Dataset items
★ ★ ★

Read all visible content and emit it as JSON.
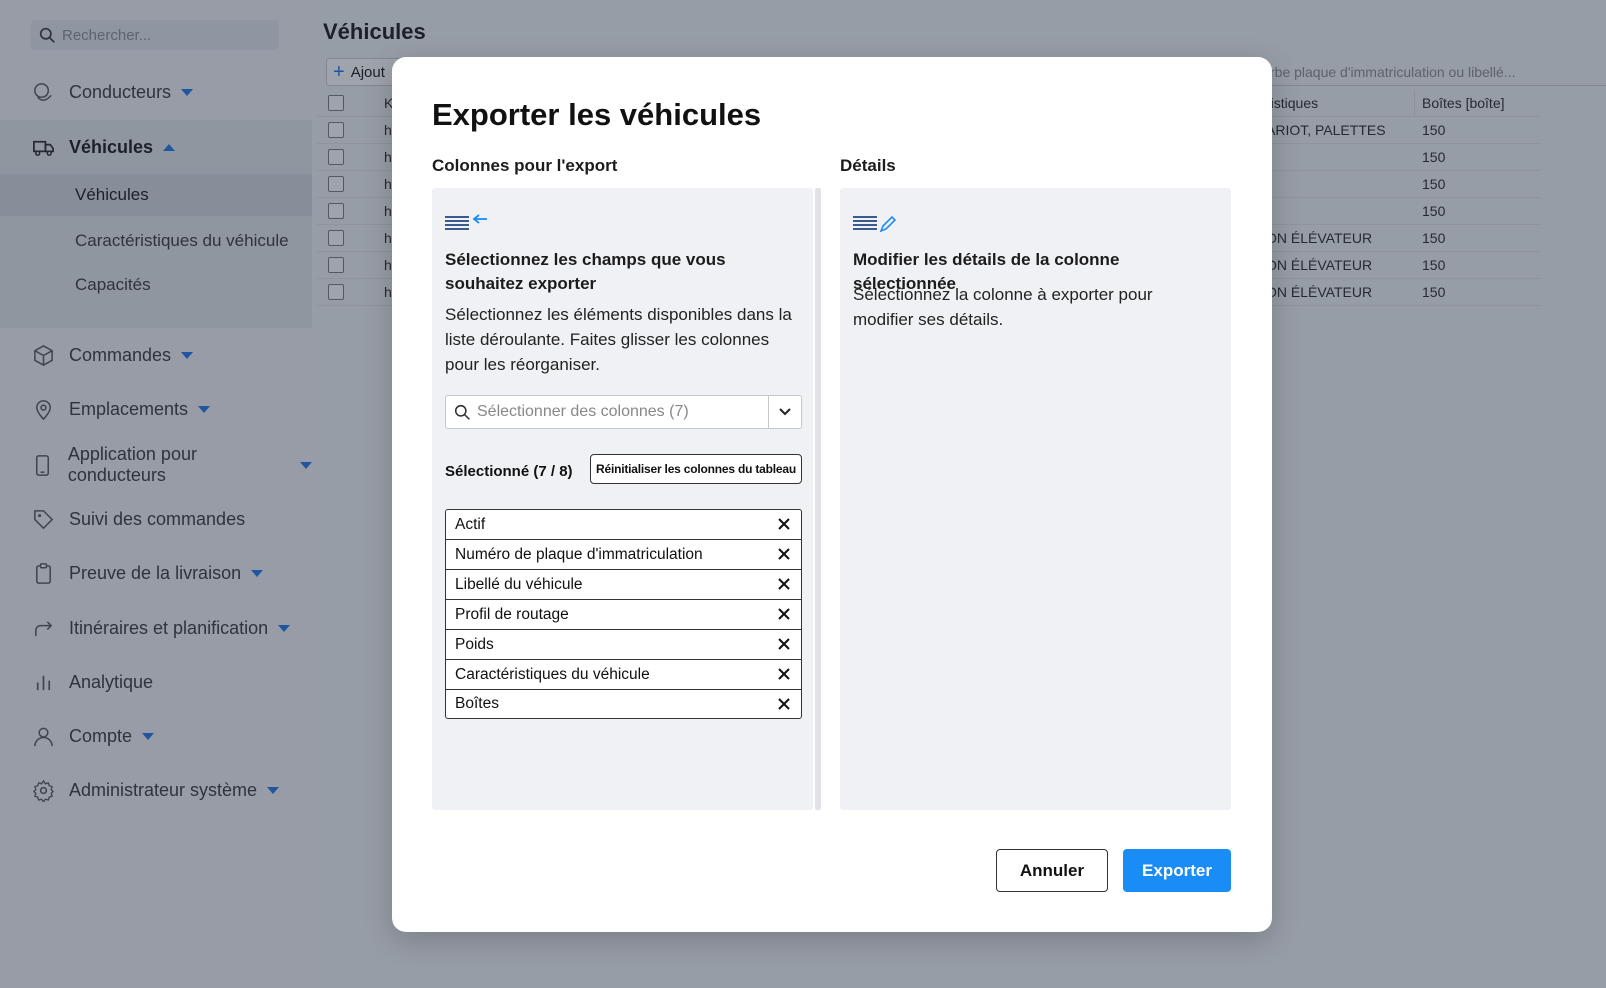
{
  "sidebar": {
    "search_placeholder": "Rechercher...",
    "items": [
      {
        "label": "Conducteurs",
        "icon": "drivers-icon"
      },
      {
        "label": "Véhicules",
        "icon": "truck-icon"
      },
      {
        "label": "Commandes",
        "icon": "package-icon"
      },
      {
        "label": "Emplacements",
        "icon": "location-pin-icon"
      },
      {
        "label": "Application pour conducteurs",
        "icon": "phone-icon"
      },
      {
        "label": "Suivi des commandes",
        "icon": "tag-icon"
      },
      {
        "label": "Preuve de la livraison",
        "icon": "clipboard-icon"
      },
      {
        "label": "Itinéraires et planification",
        "icon": "route-arrow-icon"
      },
      {
        "label": "Analytique",
        "icon": "bar-chart-icon"
      },
      {
        "label": "Compte",
        "icon": "user-icon"
      },
      {
        "label": "Administrateur système",
        "icon": "gear-icon"
      }
    ],
    "submenu": [
      "Véhicules",
      "Caractéristiques du véhicule",
      "Capacités"
    ]
  },
  "background": {
    "title": "Véhicules",
    "add_label": "Ajout",
    "filter_placeholder": "rbe plaque d'immatriculation ou libellé...",
    "header": {
      "k": "K",
      "car": "ristiques",
      "box": "Boîtes [boîte]"
    },
    "rows": [
      {
        "k": "h",
        "car": "ARIOT, PALETTES",
        "box": "150"
      },
      {
        "k": "h",
        "car": "",
        "box": "150"
      },
      {
        "k": "h",
        "car": "",
        "box": "150"
      },
      {
        "k": "h",
        "car": "",
        "box": "150"
      },
      {
        "k": "h",
        "car": "ON ÉLÉVATEUR",
        "box": "150"
      },
      {
        "k": "h",
        "car": "ON ÉLÉVATEUR",
        "box": "150"
      },
      {
        "k": "h",
        "car": "ON ÉLÉVATEUR",
        "box": "150"
      }
    ]
  },
  "modal": {
    "title": "Exporter les véhicules",
    "left_title": "Colonnes pour l'export",
    "right_title": "Détails",
    "left_heading": "Sélectionnez les champs que vous souhaitez exporter",
    "left_text": "Sélectionnez les éléments disponibles dans la liste déroulante. Faites glisser les colonnes pour les réorganiser.",
    "select_placeholder": "Sélectionner des colonnes (7)",
    "selected_label": "Sélectionné (7 / 8)",
    "reset_label": "Réinitialiser les colonnes du tableau",
    "columns": [
      "Actif",
      "Numéro de plaque d'immatriculation",
      "Libellé du véhicule",
      "Profil de routage",
      "Poids",
      "Caractéristiques du véhicule",
      "Boîtes"
    ],
    "right_heading": "Modifier les détails de la colonne sélectionnée",
    "right_text": "Sélectionnez la colonne à exporter pour modifier ses détails.",
    "cancel_label": "Annuler",
    "export_label": "Exporter"
  },
  "colors": {
    "accent": "#1a8cf5",
    "caret": "#1a73e8"
  }
}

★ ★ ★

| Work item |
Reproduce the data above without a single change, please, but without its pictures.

| Your response |
Read all visible content and emit it as JSON.
{
  "sidebar": {
    "search_placeholder": "Rechercher...",
    "items": [
      {
        "label": "Conducteurs",
        "icon": "drivers-icon"
      },
      {
        "label": "Véhicules",
        "icon": "truck-icon"
      },
      {
        "label": "Commandes",
        "icon": "package-icon"
      },
      {
        "label": "Emplacements",
        "icon": "location-pin-icon"
      },
      {
        "label": "Application pour conducteurs",
        "icon": "phone-icon"
      },
      {
        "label": "Suivi des commandes",
        "icon": "tag-icon"
      },
      {
        "label": "Preuve de la livraison",
        "icon": "clipboard-icon"
      },
      {
        "label": "Itinéraires et planification",
        "icon": "route-arrow-icon"
      },
      {
        "label": "Analytique",
        "icon": "bar-chart-icon"
      },
      {
        "label": "Compte",
        "icon": "user-icon"
      },
      {
        "label": "Administrateur système",
        "icon": "gear-icon"
      }
    ],
    "submenu": [
      "Véhicules",
      "Caractéristiques du véhicule",
      "Capacités"
    ]
  },
  "background": {
    "title": "Véhicules",
    "add_label": "Ajout",
    "filter_placeholder": "rbe plaque d'immatriculation ou libellé...",
    "header": {
      "k": "K",
      "car": "ristiques",
      "box": "Boîtes [boîte]"
    },
    "rows": [
      {
        "k": "h",
        "car": "ARIOT, PALETTES",
        "box": "150"
      },
      {
        "k": "h",
        "car": "",
        "box": "150"
      },
      {
        "k": "h",
        "car": "",
        "box": "150"
      },
      {
        "k": "h",
        "car": "",
        "box": "150"
      },
      {
        "k": "h",
        "car": "ON ÉLÉVATEUR",
        "box": "150"
      },
      {
        "k": "h",
        "car": "ON ÉLÉVATEUR",
        "box": "150"
      },
      {
        "k": "h",
        "car": "ON ÉLÉVATEUR",
        "box": "150"
      }
    ]
  },
  "modal": {
    "title": "Exporter les véhicules",
    "left_title": "Colonnes pour l'export",
    "right_title": "Détails",
    "left_heading": "Sélectionnez les champs que vous souhaitez exporter",
    "left_text": "Sélectionnez les éléments disponibles dans la liste déroulante. Faites glisser les colonnes pour les réorganiser.",
    "select_placeholder": "Sélectionner des colonnes (7)",
    "selected_label": "Sélectionné (7 / 8)",
    "reset_label": "Réinitialiser les colonnes du tableau",
    "columns": [
      "Actif",
      "Numéro de plaque d'immatriculation",
      "Libellé du véhicule",
      "Profil de routage",
      "Poids",
      "Caractéristiques du véhicule",
      "Boîtes"
    ],
    "right_heading": "Modifier les détails de la colonne sélectionnée",
    "right_text": "Sélectionnez la colonne à exporter pour modifier ses détails.",
    "cancel_label": "Annuler",
    "export_label": "Exporter"
  },
  "colors": {
    "accent": "#1a8cf5",
    "caret": "#1a73e8"
  }
}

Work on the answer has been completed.